• Don’t overimprove. Look for what’s standard in the neighborhood. Adding a deck might seem like a good idea but if no one else in the neighborhood has one, you may not see a return on investment.
• Do invest in basic upgrades. Fresh paint (stick to neutral colors), new fixtures, flooring and lighting in kitchens and bathrooms can pay dividends.
• Do consider adding an extra bathroom. Homeowners can often recoup the extra cost of a bathroom at closing because of the appeal that extra bathrooms have for homebuyers.
• Forgo the swimming pool. Pools generally turn off more people than they attract because of the perceived upkeep and insurance costs and the fear of liability.
• Enjoy your renovation. Why wait until you are ready to move to have that new kitchen? Generally, a new kitchen will hold its value for one or two years.
• On all these projects: Those that add square footage to bring a house up to-but not beyond-community norms generally pay off the most.
To help you get value out of your home improvements, consider consulting with a designated member of the Appraisal Institute. Those members with an SRA designation have experience in residential valuation. Those with MAI or SRPA designations are knowledgeable about commercial property.

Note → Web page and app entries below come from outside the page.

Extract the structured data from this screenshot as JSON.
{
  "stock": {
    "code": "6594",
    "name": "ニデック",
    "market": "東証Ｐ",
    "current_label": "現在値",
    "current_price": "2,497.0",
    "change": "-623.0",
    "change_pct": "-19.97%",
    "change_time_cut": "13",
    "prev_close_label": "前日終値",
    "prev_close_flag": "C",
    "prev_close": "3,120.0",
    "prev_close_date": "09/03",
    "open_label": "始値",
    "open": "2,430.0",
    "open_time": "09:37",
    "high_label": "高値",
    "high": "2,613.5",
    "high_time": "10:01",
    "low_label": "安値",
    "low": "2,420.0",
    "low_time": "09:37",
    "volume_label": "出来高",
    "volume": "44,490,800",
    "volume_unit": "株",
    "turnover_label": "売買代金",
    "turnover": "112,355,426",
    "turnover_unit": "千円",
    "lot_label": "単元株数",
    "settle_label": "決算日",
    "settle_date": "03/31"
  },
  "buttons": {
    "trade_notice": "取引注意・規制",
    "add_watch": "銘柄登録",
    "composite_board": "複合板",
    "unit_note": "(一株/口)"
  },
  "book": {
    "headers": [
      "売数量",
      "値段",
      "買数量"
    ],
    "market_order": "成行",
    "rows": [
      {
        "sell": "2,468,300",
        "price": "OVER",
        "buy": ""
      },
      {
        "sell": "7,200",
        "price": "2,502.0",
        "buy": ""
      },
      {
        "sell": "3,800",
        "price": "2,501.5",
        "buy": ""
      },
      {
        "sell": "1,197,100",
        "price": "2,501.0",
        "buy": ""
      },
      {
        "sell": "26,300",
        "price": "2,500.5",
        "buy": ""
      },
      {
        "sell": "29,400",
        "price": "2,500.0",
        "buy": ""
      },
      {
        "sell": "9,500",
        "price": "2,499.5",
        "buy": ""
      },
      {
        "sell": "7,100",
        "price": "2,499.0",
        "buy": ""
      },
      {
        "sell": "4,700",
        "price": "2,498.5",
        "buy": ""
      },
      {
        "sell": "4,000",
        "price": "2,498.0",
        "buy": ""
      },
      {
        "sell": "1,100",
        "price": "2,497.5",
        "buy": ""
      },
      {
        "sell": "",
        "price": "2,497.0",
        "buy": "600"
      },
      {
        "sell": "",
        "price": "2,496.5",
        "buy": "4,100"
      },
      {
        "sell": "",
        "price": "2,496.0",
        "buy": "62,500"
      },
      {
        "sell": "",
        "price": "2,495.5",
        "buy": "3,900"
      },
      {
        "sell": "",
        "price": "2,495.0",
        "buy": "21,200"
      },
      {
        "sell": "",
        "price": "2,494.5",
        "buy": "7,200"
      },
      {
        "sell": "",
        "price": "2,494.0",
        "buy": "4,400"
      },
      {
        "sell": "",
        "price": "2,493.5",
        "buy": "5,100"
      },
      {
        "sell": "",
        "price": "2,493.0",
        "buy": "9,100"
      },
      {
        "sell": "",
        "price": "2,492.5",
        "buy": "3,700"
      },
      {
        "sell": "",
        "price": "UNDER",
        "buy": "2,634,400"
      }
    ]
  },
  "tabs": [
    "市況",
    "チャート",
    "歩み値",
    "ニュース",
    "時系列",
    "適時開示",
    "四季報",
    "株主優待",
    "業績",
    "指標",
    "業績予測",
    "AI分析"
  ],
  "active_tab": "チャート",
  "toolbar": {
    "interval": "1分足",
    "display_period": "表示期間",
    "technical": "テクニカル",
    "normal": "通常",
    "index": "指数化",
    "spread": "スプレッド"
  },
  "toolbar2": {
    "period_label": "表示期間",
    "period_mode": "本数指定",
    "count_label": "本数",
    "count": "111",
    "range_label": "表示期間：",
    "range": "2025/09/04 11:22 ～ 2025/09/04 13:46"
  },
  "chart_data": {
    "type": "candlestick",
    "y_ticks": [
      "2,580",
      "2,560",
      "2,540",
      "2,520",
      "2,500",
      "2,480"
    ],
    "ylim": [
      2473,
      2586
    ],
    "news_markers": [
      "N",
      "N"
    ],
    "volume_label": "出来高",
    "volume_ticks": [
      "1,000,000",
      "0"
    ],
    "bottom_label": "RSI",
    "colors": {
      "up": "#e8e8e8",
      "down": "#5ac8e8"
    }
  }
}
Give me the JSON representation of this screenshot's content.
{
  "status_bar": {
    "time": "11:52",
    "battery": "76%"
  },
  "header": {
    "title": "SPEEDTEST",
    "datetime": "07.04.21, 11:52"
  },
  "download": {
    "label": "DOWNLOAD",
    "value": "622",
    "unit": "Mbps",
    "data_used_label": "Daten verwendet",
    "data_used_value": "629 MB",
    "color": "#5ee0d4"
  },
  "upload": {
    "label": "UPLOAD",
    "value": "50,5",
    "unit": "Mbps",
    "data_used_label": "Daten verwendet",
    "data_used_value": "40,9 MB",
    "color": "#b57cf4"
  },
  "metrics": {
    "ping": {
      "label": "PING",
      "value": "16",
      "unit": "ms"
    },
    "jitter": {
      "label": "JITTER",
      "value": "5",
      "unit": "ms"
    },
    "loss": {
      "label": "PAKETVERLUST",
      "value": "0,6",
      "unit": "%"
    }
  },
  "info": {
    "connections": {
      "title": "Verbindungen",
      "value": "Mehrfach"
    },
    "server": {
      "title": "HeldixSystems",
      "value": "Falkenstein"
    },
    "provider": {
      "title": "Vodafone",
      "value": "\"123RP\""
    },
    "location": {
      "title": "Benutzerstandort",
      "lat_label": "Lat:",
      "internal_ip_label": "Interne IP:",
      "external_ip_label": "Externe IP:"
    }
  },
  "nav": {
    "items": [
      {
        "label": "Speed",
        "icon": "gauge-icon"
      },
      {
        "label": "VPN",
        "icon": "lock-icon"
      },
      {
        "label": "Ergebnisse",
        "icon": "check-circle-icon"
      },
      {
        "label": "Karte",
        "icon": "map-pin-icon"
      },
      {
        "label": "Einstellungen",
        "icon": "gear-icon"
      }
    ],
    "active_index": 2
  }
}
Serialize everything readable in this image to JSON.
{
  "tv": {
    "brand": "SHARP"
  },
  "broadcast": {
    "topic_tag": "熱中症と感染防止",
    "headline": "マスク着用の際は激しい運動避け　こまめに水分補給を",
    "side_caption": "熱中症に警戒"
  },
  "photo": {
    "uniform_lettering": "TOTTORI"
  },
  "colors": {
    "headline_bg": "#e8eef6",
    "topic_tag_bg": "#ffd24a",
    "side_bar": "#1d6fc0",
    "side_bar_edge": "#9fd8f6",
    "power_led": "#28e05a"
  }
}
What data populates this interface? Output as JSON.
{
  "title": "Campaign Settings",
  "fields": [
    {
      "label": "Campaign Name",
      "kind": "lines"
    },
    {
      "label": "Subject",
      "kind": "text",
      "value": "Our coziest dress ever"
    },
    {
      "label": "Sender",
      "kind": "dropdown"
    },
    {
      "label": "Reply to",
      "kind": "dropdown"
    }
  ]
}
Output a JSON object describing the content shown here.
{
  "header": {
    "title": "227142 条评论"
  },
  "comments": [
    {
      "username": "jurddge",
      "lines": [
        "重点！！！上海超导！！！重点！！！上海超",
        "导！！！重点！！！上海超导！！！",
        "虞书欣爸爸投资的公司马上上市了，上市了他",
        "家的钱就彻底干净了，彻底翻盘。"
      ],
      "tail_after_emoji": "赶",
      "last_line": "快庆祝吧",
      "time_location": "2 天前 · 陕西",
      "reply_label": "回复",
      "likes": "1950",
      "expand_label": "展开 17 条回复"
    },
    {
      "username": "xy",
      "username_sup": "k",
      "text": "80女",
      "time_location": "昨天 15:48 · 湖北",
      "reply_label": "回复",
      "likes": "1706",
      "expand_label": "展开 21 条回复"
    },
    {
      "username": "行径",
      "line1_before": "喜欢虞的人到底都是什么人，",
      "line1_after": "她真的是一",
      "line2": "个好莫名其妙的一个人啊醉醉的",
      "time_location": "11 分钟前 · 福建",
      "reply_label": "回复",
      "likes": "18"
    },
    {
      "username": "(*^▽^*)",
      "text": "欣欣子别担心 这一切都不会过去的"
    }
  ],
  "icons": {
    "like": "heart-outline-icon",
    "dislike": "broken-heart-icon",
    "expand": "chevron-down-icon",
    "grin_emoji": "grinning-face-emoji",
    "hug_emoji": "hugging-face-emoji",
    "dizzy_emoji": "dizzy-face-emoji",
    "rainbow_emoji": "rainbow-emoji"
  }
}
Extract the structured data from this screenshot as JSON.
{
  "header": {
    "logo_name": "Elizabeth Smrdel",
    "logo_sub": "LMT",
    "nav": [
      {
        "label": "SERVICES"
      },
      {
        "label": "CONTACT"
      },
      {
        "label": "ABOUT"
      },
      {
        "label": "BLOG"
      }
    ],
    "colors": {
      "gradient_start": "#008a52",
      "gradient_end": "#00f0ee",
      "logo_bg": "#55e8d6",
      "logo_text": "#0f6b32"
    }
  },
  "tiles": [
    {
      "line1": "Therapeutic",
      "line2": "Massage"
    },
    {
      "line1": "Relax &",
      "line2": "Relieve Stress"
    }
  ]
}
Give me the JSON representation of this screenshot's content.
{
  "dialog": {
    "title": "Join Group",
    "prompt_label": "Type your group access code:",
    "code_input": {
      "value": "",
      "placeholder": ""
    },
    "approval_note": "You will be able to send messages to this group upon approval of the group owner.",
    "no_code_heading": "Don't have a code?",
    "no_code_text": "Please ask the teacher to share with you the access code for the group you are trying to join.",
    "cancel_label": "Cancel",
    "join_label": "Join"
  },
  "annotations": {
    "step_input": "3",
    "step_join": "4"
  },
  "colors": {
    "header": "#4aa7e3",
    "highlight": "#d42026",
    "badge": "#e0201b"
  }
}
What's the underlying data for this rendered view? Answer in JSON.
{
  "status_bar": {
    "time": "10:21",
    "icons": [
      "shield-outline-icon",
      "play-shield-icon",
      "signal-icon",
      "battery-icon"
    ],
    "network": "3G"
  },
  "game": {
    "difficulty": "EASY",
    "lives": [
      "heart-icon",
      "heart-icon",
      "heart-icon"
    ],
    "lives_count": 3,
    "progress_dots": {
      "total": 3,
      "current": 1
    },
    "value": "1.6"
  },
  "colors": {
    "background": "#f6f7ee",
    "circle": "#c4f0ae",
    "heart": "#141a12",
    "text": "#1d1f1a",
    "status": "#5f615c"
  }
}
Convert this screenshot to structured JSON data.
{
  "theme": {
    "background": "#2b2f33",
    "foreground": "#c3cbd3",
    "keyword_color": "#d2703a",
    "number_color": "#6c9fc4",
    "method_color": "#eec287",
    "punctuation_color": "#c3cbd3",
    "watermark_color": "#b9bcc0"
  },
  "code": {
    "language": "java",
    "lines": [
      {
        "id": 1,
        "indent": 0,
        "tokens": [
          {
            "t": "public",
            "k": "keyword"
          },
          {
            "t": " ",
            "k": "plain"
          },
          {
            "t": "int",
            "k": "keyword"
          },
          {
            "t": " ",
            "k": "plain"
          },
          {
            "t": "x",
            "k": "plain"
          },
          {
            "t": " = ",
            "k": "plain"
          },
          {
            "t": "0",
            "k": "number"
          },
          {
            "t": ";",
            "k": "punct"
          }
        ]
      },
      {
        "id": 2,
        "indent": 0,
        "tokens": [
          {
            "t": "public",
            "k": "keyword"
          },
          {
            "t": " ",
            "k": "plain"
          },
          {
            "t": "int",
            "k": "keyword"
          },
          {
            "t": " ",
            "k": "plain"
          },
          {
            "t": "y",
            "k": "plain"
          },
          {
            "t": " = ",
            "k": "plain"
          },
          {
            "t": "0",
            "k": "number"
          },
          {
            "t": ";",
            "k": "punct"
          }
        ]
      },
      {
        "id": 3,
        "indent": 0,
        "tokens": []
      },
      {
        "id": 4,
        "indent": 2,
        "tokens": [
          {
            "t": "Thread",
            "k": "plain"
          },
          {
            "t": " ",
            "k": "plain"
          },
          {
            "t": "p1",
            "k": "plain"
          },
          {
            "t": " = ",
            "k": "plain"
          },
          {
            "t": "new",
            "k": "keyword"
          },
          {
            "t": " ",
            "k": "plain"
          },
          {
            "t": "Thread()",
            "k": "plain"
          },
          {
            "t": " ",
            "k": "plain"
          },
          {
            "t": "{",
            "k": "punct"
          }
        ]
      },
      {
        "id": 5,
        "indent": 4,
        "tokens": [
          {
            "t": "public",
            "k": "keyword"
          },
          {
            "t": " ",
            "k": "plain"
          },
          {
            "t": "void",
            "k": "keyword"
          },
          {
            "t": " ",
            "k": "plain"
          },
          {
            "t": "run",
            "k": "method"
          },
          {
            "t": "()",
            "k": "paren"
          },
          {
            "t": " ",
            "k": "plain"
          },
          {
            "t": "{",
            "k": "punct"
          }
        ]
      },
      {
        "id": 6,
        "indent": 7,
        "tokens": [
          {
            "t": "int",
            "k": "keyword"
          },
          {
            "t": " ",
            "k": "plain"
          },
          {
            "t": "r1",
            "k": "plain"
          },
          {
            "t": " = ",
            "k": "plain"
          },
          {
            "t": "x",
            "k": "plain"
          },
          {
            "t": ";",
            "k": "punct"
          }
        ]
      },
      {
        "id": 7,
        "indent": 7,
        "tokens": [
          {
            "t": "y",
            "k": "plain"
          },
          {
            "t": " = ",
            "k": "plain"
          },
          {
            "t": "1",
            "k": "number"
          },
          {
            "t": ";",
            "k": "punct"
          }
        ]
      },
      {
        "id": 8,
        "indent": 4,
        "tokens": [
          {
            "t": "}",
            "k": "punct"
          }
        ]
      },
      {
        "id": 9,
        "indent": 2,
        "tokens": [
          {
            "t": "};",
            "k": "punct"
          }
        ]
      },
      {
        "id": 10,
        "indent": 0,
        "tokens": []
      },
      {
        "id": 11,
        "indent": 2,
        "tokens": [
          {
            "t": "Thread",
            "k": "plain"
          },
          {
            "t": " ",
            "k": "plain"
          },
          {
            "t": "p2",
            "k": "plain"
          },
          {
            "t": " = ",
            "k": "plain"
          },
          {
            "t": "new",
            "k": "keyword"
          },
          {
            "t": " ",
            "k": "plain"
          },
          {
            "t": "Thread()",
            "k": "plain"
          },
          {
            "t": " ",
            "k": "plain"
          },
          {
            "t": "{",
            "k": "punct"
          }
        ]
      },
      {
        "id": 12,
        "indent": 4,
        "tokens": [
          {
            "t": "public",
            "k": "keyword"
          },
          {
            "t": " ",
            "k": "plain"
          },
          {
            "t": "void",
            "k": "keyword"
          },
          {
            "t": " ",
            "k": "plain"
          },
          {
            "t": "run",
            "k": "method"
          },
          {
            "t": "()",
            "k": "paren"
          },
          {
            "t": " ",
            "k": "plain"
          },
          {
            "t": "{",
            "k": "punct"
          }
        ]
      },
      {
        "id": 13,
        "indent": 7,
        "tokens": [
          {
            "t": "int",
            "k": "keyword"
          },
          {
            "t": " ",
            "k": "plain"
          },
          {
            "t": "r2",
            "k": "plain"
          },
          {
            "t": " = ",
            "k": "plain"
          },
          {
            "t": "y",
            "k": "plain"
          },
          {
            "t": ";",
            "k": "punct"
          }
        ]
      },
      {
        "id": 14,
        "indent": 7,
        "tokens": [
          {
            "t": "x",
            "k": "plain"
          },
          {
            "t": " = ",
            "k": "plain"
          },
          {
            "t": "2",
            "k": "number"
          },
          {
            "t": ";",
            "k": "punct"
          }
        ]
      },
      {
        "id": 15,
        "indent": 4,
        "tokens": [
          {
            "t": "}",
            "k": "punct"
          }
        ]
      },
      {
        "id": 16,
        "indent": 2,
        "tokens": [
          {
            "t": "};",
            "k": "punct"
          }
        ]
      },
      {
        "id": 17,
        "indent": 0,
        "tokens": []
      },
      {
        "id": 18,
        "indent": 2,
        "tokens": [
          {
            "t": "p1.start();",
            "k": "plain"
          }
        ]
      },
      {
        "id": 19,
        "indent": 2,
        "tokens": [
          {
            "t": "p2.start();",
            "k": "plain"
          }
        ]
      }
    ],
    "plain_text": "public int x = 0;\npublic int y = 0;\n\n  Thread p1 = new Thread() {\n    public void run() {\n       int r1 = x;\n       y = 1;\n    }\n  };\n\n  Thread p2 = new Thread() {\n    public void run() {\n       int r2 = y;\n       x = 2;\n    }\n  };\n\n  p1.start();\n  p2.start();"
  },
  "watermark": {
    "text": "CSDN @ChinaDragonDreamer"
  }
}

When discussing home or business renovation, a professional real estate appraiser can advise you on how different improvements can influence property value. If the renovation is considered major, the appraiser can complete a feasibility study-an analysis of the property, the cost of rehabilitation and an estimate of the property’s value after improvement.